*** Block opens ***

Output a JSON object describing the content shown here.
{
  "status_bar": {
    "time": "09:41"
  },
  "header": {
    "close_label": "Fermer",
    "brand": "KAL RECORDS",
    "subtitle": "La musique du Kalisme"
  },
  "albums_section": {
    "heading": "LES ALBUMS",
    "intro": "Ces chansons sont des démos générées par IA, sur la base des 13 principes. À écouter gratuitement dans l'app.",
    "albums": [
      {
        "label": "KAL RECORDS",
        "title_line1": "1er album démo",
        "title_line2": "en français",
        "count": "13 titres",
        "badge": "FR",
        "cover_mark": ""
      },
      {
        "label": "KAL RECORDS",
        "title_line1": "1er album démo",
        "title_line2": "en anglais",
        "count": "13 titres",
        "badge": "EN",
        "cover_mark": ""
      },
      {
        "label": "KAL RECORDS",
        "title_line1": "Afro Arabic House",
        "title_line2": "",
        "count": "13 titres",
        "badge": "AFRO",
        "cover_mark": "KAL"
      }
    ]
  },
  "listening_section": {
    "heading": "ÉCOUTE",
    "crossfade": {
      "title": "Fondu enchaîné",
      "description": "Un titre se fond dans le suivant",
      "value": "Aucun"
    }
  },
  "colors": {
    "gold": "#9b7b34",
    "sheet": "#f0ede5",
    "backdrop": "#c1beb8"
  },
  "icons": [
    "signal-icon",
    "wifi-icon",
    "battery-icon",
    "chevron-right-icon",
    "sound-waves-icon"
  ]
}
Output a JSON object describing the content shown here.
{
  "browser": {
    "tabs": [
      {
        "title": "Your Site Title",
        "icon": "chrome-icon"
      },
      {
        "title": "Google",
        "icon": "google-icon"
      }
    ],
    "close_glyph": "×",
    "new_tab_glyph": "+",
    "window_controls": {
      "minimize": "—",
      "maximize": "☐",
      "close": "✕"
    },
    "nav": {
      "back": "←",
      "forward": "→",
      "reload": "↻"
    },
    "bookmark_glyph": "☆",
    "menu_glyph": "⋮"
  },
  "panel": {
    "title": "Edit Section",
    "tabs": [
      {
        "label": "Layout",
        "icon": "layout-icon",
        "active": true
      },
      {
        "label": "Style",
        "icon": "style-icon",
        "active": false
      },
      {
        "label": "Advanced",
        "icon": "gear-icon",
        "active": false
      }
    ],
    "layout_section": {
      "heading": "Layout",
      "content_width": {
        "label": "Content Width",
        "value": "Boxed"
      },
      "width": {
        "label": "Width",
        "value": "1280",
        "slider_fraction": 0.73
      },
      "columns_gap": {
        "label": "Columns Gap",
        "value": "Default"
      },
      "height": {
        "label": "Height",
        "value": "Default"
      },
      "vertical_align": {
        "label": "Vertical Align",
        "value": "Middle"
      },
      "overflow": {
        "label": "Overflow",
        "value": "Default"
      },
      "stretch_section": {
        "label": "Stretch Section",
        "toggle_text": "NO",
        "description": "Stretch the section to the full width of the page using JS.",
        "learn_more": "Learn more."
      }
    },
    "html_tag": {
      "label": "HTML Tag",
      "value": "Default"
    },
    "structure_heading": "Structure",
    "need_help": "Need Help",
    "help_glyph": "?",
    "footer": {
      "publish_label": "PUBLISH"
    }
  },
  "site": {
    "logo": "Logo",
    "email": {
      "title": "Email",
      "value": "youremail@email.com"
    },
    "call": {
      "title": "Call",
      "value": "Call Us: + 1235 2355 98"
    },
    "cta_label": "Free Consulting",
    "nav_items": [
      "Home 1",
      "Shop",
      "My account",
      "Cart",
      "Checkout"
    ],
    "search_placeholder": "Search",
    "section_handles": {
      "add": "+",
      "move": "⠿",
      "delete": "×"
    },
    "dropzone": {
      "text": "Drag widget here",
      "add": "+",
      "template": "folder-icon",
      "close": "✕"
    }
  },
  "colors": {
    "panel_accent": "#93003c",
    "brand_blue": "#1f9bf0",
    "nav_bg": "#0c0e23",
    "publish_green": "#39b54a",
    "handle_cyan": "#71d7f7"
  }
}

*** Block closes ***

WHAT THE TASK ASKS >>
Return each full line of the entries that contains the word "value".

TASK SOLUTION >>
      "value": "Aucun"
        "value": "Boxed"
        "value": "1280",
        "value": "Default"
        "value": "Default"
        "value": "Middle"
        "value": "Default"
      "value": "Default"
      "value": "youremail@email.com"
      "value": "Call Us: + 1235 2355 98"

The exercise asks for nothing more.